> _Work instructions_:
Copy out each line of the data below in which "óñðåäíåíèÿ" appears.

(Collected data)
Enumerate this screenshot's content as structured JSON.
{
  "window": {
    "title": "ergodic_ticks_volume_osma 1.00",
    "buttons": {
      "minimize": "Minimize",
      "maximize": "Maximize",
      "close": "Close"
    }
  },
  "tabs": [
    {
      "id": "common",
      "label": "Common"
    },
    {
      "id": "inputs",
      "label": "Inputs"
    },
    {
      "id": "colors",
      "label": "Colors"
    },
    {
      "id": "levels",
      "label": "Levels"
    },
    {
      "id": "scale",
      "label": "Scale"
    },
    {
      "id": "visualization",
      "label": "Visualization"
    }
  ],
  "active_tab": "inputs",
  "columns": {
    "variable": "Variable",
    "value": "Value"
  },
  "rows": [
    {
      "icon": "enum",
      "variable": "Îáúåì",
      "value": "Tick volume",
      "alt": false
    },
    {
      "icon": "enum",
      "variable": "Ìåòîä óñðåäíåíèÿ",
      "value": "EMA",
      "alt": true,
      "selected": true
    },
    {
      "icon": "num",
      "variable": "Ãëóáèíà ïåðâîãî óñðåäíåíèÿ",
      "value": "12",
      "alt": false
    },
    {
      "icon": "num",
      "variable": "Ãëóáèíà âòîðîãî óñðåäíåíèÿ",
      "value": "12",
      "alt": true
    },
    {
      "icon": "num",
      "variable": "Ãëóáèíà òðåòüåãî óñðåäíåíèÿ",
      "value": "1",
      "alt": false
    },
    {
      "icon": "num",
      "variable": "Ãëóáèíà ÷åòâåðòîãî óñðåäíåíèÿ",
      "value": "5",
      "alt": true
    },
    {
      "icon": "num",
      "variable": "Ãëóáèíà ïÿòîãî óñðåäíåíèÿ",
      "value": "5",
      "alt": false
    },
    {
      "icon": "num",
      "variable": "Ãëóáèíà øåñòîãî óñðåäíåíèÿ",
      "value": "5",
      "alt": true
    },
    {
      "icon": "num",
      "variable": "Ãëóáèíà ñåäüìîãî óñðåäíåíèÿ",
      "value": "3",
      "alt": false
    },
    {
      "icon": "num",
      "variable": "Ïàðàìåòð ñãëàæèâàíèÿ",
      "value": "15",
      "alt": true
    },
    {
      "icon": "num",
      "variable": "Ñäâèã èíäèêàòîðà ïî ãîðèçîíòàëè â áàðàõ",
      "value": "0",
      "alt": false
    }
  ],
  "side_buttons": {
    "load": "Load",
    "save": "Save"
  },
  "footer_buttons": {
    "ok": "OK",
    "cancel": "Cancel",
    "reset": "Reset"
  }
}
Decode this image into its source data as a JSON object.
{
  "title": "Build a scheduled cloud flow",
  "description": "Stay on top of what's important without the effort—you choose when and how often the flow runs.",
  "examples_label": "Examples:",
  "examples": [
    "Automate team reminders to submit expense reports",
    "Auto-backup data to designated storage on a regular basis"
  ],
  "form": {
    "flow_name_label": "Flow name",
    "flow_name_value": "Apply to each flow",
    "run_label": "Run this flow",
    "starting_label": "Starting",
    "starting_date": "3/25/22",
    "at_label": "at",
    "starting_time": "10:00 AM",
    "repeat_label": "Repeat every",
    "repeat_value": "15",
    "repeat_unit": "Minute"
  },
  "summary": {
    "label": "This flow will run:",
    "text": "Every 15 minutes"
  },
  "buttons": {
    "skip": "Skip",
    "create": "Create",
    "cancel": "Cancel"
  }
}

> _Your solution_:
      "variable": "Ìåòîä óñðåäíåíèÿ",
      "variable": "Ãëóáèíà ïåðâîãî óñðåäíåíèÿ",
      "variable": "Ãëóáèíà âòîðîãî óñðåäíåíèÿ",
      "variable": "Ãëóáèíà òðåòüåãî óñðåäíåíèÿ",
      "variable": "Ãëóáèíà ÷åòâåðòîãî óñðåäíåíèÿ",
      "variable": "Ãëóáèíà ïÿòîãî óñðåäíåíèÿ",
      "variable": "Ãëóáèíà øåñòîãî óñðåäíåíèÿ",
      "variable": "Ãëóáèíà ñåäüìîãî óñðåäíåíèÿ",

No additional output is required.